Three guest judges will rate the participant’s performance on a scale of 1-5 with the highest scores indicating the winner. In the event of a tie, the student with the highest Overall Performance score wins. When registering each participant will need to provide a release from their parents, legal guardian, or by their own hand if they are over 18. The competition may be made available for viewing to registered guests over Zoom or other online outlets. Cash prizes for 1st, 2nd and 3rd place winners of $50.00, $30.00 and $20.00 will be presented.
An online webinar will be made available to all participants giving tips and guidelines for preparing their performance. The 2021 presenter is TBA. In 2020, John Berry presented the webinar, allowing time at the end for questions. At least one other adult will be present for the webinar. Private practice sessions will be available with Mr. Berry, and at least one other of the sponsoring adults.
Evaluation Criteria for Judges
PHYSICAL PRESENCE Consider the student’s stage presence, body language, and poise.
The student should be poised—but not artificially so—projecting ease and confidence by their physical presence. All qualities of the student’s physical presence work together to the benefit of the poem. This is an important category, but also one of the easiest to rate. A weaker performance may be one in which the student displays nervous gestures or appears stiff and uncomfortable with the audience.
VOICE AND ARTICULATION
Consider the student’s projection, pace, intonation, rhythm, and proper pronunciation.
The student should be clear and project enough to capture the audience’s attention. Projection should not be excessive. Any changes in tone should be appropriate to the subject matter. Students should proceed at a fitting and natural pace, not communicating too quickly from nervousness. Students should correctly pronounce every word in the poem. With rhymed poems, or with poems with a regular meter, students should be careful to not fall into a singsong rhythm. Decide whether the pauses come in suitable places for the poem. A recitation that is at a too slow or hurried pace, poorly projected, has a distracting rhythm or monotone delivery will obscure a poem’s meaning for the audience.
Consider whether the student’s interpretative and performance choices enhance the audience’s understanding and enjoyment of the poem without overshadowing the poem’s language.
This category evaluates the interpretive and performance choices made by the student. A strong recitation will rely on a powerful internalization of the poem rather than excessive gestures or unnecessary emoting. The interpretation should subtly underscore the meaning of the poem without becoming the focal point of the recitation. The videos of student recitations available at poetryoutloud.org and on our Poetry Out Loud YouTube channel will help illustrate this point. Low scores in this category should result from recitations that have an affected pitch, character voices, singing, inappropriate tone, excessive gestures, or unnecessary emoting.
EVIDENCE OF UNDERSTANDING
Consider the student’s use of intonation, emphasis, tone, and style of delivery.
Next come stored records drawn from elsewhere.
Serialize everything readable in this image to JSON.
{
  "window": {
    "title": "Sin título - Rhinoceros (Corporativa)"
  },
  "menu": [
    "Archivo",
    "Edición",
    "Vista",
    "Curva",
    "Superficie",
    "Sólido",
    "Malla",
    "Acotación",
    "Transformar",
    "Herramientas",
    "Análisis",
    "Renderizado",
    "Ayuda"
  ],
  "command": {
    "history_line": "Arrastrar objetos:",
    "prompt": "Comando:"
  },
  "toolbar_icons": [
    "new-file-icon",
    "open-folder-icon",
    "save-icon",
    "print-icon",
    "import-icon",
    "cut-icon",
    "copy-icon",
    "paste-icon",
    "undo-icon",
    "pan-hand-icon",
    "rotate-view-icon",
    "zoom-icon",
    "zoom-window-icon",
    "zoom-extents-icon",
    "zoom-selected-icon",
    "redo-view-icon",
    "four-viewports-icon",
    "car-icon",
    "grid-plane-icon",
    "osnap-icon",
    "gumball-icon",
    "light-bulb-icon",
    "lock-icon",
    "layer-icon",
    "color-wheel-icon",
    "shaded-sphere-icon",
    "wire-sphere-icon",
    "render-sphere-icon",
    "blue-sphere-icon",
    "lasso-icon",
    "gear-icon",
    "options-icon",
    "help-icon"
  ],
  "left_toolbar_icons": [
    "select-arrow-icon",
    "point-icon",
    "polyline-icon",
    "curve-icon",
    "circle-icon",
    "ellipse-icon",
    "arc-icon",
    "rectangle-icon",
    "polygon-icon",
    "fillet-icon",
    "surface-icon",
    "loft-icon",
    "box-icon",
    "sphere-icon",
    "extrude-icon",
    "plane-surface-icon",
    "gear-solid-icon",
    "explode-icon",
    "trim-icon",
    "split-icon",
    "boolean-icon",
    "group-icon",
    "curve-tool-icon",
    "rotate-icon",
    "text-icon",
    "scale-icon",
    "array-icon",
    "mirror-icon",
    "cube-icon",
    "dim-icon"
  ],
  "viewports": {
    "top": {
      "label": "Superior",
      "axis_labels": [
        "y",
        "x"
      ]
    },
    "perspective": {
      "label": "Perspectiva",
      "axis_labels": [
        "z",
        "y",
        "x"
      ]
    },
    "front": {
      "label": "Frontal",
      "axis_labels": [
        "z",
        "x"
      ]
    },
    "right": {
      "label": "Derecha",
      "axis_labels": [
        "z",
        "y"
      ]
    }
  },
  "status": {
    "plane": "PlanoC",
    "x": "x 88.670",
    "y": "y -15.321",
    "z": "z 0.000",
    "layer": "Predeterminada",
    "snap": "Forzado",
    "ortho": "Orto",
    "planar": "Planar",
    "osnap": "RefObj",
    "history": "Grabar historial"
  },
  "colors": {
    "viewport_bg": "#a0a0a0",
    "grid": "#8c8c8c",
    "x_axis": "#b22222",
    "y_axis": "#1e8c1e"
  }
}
This category measures a student’s comprehension and mastery of a poem. How well does the student interpret the poem for the audience? Does the student make difficult lines clearer? Does the student communicate the correct tone of the poem—angst, dry humor, ambivalence? The poet’s words should take precedence, and the student who understands the poem best will be able to communicate it in a way that helps the audience to understand the poem better. Students should demonstrate that they know the meaning of every line and every word of the poem through the way these elements are handled.
In a strong recitation, the meaning of the poem will be powerfully and clearly conveyed to the audience. The student will offer an interpretation that deepens and enlivens the poem. Meaning, messages, allusions, irony, shifts of tone, and other nuances will be captured by the performance. A great performer may even make the audience see a poem in a new way. A low score should be awarded if the interpretation obscures the meaning of the poem.
Consider whether the student’s physical presence, voice and articulation, dramatic appropriateness, and evidence of understanding all seem on target and unified to breathe life into the poem.
“Overall performance” is worth more than other categories, with the value up to nine points. This category evaluates the total success of the performance, the degree to which the recitation has become more than the sum of its parts. Has the student captivated their audience with the language of the poem? Did the student bring the audience to a better understanding of the poem?
Use this score to measure how impressed you were by the recitation, and whether the recitation has honored the poem. You may also consider the diversity of a student’s recitations with this score. If a student seems to be stuck using the same style of delivery with each of their poems, that may be evidence that they’ve not taken the time to consider each poem individually. In addition to range, judges should consider the complexity of the poem, which is a combination of its content, language, and length—bearing in mind that a longer poem is not necessarily a more complex one. A low score should be awarded for recitations that are poorly presented, ineffective in conveying the meaning of the poem, or conveyed in a manner inappropriate to the poem.